■ INSTRUCTIONS FOR THE TASK
Each record has to be returned exactly as it appears.

■ RECORD EXCERPTS
BEGIN

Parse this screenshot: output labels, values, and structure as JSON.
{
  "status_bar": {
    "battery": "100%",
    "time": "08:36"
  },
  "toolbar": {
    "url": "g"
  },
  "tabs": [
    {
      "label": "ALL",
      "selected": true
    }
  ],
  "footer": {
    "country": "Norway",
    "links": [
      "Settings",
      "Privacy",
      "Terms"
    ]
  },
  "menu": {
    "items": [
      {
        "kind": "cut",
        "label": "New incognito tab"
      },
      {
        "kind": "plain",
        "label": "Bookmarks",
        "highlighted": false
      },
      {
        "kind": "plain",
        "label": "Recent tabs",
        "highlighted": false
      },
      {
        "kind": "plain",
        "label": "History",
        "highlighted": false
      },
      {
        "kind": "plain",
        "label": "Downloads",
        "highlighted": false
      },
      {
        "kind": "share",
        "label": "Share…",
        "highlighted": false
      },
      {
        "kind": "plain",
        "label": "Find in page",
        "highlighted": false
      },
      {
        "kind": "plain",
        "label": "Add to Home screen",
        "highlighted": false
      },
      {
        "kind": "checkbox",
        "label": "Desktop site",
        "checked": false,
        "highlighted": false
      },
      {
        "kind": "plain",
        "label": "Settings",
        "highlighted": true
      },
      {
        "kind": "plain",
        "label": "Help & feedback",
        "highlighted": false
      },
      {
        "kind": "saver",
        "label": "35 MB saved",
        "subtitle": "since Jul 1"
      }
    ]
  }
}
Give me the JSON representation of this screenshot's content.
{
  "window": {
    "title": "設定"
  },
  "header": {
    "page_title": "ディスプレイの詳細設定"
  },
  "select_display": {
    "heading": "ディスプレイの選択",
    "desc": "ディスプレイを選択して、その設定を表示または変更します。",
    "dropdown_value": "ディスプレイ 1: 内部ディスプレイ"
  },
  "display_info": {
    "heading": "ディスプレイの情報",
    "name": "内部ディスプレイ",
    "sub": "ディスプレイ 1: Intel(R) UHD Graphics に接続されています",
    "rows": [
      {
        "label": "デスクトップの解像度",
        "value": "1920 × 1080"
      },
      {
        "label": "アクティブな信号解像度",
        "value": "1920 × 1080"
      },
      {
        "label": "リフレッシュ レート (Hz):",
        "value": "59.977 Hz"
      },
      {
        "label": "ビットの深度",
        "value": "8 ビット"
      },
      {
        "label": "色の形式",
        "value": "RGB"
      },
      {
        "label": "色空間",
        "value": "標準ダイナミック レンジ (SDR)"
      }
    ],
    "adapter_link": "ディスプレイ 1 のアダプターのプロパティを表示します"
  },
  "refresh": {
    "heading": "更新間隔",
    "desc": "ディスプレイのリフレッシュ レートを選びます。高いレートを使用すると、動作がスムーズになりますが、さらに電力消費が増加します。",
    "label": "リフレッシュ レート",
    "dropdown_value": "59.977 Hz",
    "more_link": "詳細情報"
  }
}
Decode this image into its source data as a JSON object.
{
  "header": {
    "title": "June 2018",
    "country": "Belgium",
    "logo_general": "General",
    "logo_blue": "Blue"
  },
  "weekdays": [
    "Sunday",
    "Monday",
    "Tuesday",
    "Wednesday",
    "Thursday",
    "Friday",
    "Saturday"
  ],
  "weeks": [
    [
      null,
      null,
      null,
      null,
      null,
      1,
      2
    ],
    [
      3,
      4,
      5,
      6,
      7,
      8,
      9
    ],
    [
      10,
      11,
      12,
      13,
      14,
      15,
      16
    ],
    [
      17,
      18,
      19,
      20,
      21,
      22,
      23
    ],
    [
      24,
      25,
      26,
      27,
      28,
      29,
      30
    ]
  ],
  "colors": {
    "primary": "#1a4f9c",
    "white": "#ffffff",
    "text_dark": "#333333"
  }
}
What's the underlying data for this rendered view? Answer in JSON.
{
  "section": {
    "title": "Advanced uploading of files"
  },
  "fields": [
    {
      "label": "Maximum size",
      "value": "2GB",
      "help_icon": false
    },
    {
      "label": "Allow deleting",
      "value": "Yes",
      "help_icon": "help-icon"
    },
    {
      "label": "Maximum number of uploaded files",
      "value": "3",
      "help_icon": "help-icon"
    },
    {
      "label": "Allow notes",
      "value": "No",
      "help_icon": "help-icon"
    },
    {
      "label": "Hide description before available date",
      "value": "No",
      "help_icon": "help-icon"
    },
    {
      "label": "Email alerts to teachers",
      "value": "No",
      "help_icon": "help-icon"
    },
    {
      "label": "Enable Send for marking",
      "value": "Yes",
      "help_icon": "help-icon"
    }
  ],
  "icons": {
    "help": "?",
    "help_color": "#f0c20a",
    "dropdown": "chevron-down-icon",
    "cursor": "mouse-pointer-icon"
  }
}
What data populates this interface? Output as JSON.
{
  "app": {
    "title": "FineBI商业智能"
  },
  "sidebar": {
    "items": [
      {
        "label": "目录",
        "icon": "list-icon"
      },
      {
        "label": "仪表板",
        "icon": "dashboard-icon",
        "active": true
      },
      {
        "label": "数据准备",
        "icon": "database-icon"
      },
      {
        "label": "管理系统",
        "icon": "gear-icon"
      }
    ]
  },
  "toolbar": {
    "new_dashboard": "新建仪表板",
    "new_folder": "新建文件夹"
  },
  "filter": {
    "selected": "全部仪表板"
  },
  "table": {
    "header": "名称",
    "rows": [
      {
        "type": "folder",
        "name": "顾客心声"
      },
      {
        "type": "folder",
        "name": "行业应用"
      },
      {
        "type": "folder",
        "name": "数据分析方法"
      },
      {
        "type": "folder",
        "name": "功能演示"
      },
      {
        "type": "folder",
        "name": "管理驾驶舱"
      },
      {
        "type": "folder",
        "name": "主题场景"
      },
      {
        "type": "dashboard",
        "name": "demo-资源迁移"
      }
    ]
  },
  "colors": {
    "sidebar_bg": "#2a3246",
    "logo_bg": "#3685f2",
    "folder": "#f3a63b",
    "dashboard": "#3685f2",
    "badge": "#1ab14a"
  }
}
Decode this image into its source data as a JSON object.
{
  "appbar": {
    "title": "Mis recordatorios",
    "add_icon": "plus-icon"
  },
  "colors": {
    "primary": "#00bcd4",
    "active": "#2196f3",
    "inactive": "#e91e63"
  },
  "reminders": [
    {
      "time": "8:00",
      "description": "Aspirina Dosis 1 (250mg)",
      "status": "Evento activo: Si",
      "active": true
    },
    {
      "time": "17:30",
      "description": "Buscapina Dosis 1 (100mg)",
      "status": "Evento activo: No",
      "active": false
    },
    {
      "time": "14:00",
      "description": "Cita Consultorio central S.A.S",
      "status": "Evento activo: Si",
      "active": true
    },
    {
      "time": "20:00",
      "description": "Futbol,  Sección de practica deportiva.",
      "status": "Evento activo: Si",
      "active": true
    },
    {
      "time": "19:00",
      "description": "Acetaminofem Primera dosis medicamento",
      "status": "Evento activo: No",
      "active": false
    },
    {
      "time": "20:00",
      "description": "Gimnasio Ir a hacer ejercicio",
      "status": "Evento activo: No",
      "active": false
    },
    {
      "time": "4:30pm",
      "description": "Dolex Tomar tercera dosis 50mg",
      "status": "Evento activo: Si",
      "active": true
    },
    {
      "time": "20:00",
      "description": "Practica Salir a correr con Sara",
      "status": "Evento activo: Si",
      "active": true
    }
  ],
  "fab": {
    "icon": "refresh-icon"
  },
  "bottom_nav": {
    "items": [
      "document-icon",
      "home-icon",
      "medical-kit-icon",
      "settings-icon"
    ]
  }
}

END

■ SOLUTION FOR THIS TASK
Parse this screenshot: output labels, values, and structure as JSON.
{
  "status_bar": {
    "battery": "100%",
    "time": "08:36"
  },
  "toolbar": {
    "url": "g"
  },
  "tabs": [
    {
      "label": "ALL",
      "selected": true
    }
  ],
  "footer": {
    "country": "Norway",
    "links": [
      "Settings",
      "Privacy",
      "Terms"
    ]
  },
  "menu": {
    "items": [
      {
        "kind": "cut",
        "label": "New incognito tab"
      },
      {
        "kind": "plain",
        "label": "Bookmarks",
        "highlighted": false
      },
      {
        "kind": "plain",
        "label": "Recent tabs",
        "highlighted": false
      },
      {
        "kind": "plain",
        "label": "History",
        "highlighted": false
      },
      {
        "kind": "plain",
        "label": "Downloads",
        "highlighted": false
      },
      {
        "kind": "share",
        "label": "Share…",
        "highlighted": false
      },
      {
        "kind": "plain",
        "label": "Find in page",
        "highlighted": false
      },
      {
        "kind": "plain",
        "label": "Add to Home screen",
        "highlighted": false
      },
      {
        "kind": "checkbox",
        "label": "Desktop site",
        "checked": false,
        "highlighted": false
      },
      {
        "kind": "plain",
        "label": "Settings",
        "highlighted": true
      },
      {
        "kind": "plain",
        "label": "Help & feedback",
        "highlighted": false
      },
      {
        "kind": "saver",
        "label": "35 MB saved",
        "subtitle": "since Jul 1"
      }
    ]
  }
}
Give me the JSON representation of this screenshot's content.
{
  "window": {
    "title": "設定"
  },
  "header": {
    "page_title": "ディスプレイの詳細設定"
  },
  "select_display": {
    "heading": "ディスプレイの選択",
    "desc": "ディスプレイを選択して、その設定を表示または変更します。",
    "dropdown_value": "ディスプレイ 1: 内部ディスプレイ"
  },
  "display_info": {
    "heading": "ディスプレイの情報",
    "name": "内部ディスプレイ",
    "sub": "ディスプレイ 1: Intel(R) UHD Graphics に接続されています",
    "rows": [
      {
        "label": "デスクトップの解像度",
        "value": "1920 × 1080"
      },
      {
        "label": "アクティブな信号解像度",
        "value": "1920 × 1080"
      },
      {
        "label": "リフレッシュ レート (Hz):",
        "value": "59.977 Hz"
      },
      {
        "label": "ビットの深度",
        "value": "8 ビット"
      },
      {
        "label": "色の形式",
        "value": "RGB"
      },
      {
        "label": "色空間",
        "value": "標準ダイナミック レンジ (SDR)"
      }
    ],
    "adapter_link": "ディスプレイ 1 のアダプターのプロパティを表示します"
  },
  "refresh": {
    "heading": "更新間隔",
    "desc": "ディスプレイのリフレッシュ レートを選びます。高いレートを使用すると、動作がスムーズになりますが、さらに電力消費が増加します。",
    "label": "リフレッシュ レート",
    "dropdown_value": "59.977 Hz",
    "more_link": "詳細情報"
  }
}
Decode this image into its source data as a JSON object.
{
  "header": {
    "title": "June 2018",
    "country": "Belgium",
    "logo_general": "General",
    "logo_blue": "Blue"
  },
  "weekdays": [
    "Sunday",
    "Monday",
    "Tuesday",
    "Wednesday",
    "Thursday",
    "Friday",
    "Saturday"
  ],
  "weeks": [
    [
      null,
      null,
      null,
      null,
      null,
      1,
      2
    ],
    [
      3,
      4,
      5,
      6,
      7,
      8,
      9
    ],
    [
      10,
      11,
      12,
      13,
      14,
      15,
      16
    ],
    [
      17,
      18,
      19,
      20,
      21,
      22,
      23
    ],
    [
      24,
      25,
      26,
      27,
      28,
      29,
      30
    ]
  ],
  "colors": {
    "primary": "#1a4f9c",
    "white": "#ffffff",
    "text_dark": "#333333"
  }
}
What's the underlying data for this rendered view? Answer in JSON.
{
  "section": {
    "title": "Advanced uploading of files"
  },
  "fields": [
    {
      "label": "Maximum size",
      "value": "2GB",
      "help_icon": false
    },
    {
      "label": "Allow deleting",
      "value": "Yes",
      "help_icon": "help-icon"
    },
    {
      "label": "Maximum number of uploaded files",
      "value": "3",
      "help_icon": "help-icon"
    },
    {
      "label": "Allow notes",
      "value": "No",
      "help_icon": "help-icon"
    },
    {
      "label": "Hide description before available date",
      "value": "No",
      "help_icon": "help-icon"
    },
    {
      "label": "Email alerts to teachers",
      "value": "No",
      "help_icon": "help-icon"
    },
    {
      "label": "Enable Send for marking",
      "value": "Yes",
      "help_icon": "help-icon"
    }
  ],
  "icons": {
    "help": "?",
    "help_color": "#f0c20a",
    "dropdown": "chevron-down-icon",
    "cursor": "mouse-pointer-icon"
  }
}
What data populates this interface? Output as JSON.
{
  "app": {
    "title": "FineBI商业智能"
  },
  "sidebar": {
    "items": [
      {
        "label": "目录",
        "icon": "list-icon"
      },
      {
        "label": "仪表板",
        "icon": "dashboard-icon",
        "active": true
      },
      {
        "label": "数据准备",
        "icon": "database-icon"
      },
      {
        "label": "管理系统",
        "icon": "gear-icon"
      }
    ]
  },
  "toolbar": {
    "new_dashboard": "新建仪表板",
    "new_folder": "新建文件夹"
  },
  "filter": {
    "selected": "全部仪表板"
  },
  "table": {
    "header": "名称",
    "rows": [
      {
        "type": "folder",
        "name": "顾客心声"
      },
      {
        "type": "folder",
        "name": "行业应用"
      },
      {
        "type": "folder",
        "name": "数据分析方法"
      },
      {
        "type": "folder",
        "name": "功能演示"
      },
      {
        "type": "folder",
        "name": "管理驾驶舱"
      },
      {
        "type": "folder",
        "name": "主题场景"
      },
      {
        "type": "dashboard",
        "name": "demo-资源迁移"
      }
    ]
  },
  "colors": {
    "sidebar_bg": "#2a3246",
    "logo_bg": "#3685f2",
    "folder": "#f3a63b",
    "dashboard": "#3685f2",
    "badge": "#1ab14a"
  }
}
Decode this image into its source data as a JSON object.
{
  "appbar": {
    "title": "Mis recordatorios",
    "add_icon": "plus-icon"
  },
  "colors": {
    "primary": "#00bcd4",
    "active": "#2196f3",
    "inactive": "#e91e63"
  },
  "reminders": [
    {
      "time": "8:00",
      "description": "Aspirina Dosis 1 (250mg)",
      "status": "Evento activo: Si",
      "active": true
    },
    {
      "time": "17:30",
      "description": "Buscapina Dosis 1 (100mg)",
      "status": "Evento activo: No",
      "active": false
    },
    {
      "time": "14:00",
      "description": "Cita Consultorio central S.A.S",
      "status": "Evento activo: Si",
      "active": true
    },
    {
      "time": "20:00",
      "description": "Futbol,  Sección de practica deportiva.",
      "status": "Evento activo: Si",
      "active": true
    },
    {
      "time": "19:00",
      "description": "Acetaminofem Primera dosis medicamento",
      "status": "Evento activo: No",
      "active": false
    },
    {
      "time": "20:00",
      "description": "Gimnasio Ir a hacer ejercicio",
      "status": "Evento activo: No",
      "active": false
    },
    {
      "time": "4:30pm",
      "description": "Dolex Tomar tercera dosis 50mg",
      "status": "Evento activo: Si",
      "active": true
    },
    {
      "time": "20:00",
      "description": "Practica Salir a correr con Sara",
      "status": "Evento activo: Si",
      "active": true
    }
  ],
  "fab": {
    "icon": "refresh-icon"
  },
  "bottom_nav": {
    "items": [
      "document-icon",
      "home-icon",
      "medical-kit-icon",
      "settings-icon"
    ]
  }
}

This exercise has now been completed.